Purpose: Echocardiography is seldom performed in primary care centers (PCCs). A remote controlled robotic arm has been developed to which an ultrasound probe is connected together with a mobile ultrasound unit and placed at the PCC. A broadband link is required between the PCC and the ultrasound operator at the hospital. Three cameras are needed to view the patient and the exact position of the probe. The system also includes a microphone, monitors and loudspeaker. The operator controls the robotic arm remotely with a trackball and with the aid of newly developed IT-technology. A virtual keyboard remotely controls the ultrasound machine. Consultation between the CARdiologist, general practitioner (GP), operator and patient is done directly after the echocardiographic examination at a DISTAnce. This concept is named CARDISTA. The first tests with CARDISTA have been completed between PCC (Norsjö) and Skellefteå Hospital, a distance of 80 km and repeated in a second test from PCC (Arvidsjaur), a distance of 130 km.Our aim is to report patients' and GP's first subjective experiences with CARDISTA.Methods: From Norsjö we examined 27 elderly patients (17 women, 10 men) mean age 72,4 years and from Arvidsjaur 33 patients (18 women, 15 men) mean age 72,8 years, all with a variety of heart diseases. Questionnaires were completed by the patients and GP's about their experiences from the examination.Results: The questionnaires were answered by 21 from Norsjö and 29 patients from Arvidsjaur. Fifteen and twenty seven patients (71% and 93%) were satisfied with information about the examination.

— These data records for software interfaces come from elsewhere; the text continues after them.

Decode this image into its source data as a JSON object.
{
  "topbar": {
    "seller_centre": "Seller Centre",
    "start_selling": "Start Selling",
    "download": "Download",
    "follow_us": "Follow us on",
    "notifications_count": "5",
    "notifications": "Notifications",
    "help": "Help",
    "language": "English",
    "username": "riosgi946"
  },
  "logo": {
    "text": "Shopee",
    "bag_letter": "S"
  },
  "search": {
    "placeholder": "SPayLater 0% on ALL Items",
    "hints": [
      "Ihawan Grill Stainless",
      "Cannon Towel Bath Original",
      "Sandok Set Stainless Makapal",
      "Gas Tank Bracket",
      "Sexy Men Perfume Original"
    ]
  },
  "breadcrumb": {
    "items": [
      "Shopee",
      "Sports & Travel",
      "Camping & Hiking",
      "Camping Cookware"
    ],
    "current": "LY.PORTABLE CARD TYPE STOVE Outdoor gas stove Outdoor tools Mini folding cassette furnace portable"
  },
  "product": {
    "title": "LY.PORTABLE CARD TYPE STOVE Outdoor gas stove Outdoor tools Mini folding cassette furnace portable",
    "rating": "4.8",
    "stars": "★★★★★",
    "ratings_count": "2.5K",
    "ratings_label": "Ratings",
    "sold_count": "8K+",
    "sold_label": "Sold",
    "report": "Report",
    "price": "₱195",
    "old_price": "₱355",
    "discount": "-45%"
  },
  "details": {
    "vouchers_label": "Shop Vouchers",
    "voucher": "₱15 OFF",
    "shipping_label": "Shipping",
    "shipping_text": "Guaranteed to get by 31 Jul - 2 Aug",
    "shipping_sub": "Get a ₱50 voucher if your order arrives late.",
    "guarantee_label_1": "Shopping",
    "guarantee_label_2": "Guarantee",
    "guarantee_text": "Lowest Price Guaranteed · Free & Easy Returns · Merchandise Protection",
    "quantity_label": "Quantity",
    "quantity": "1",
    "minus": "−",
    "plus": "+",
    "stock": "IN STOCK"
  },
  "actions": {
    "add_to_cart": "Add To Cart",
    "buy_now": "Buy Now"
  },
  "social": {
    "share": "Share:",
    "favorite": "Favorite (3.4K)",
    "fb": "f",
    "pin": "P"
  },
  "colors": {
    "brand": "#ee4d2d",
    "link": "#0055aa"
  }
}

Patients reported problems (0%) and (10%) with the examination but in general, all patients were pleased with the specialist consultation.We received 24 and 30 responses respectively from the GP's. Most consultations (83%) and (13%) were felt to be equivalent to the usual standard of practice, while 17% and 67% felt it to be an improvement. The real-time contact also facilitated GP's work with heart patients (88%) and (78%), respectively. The GP's thought that their medical competence was improved to a great extent (79%) and (67%) respectively by CARDISTA. The GP's overall impression (71%) and (80%) was that CARDISTA was feasible and ready for introduction in general practice.Conclusions: The experiences with CARDISTA from the first PCC demonstrated encouraging results both from the patients' and the GP's point of view and were confirmed by the next PCC. To establish the real clinical value of this concept we are now doing a study where patients are randomised to either CARDISTA or usual procedure.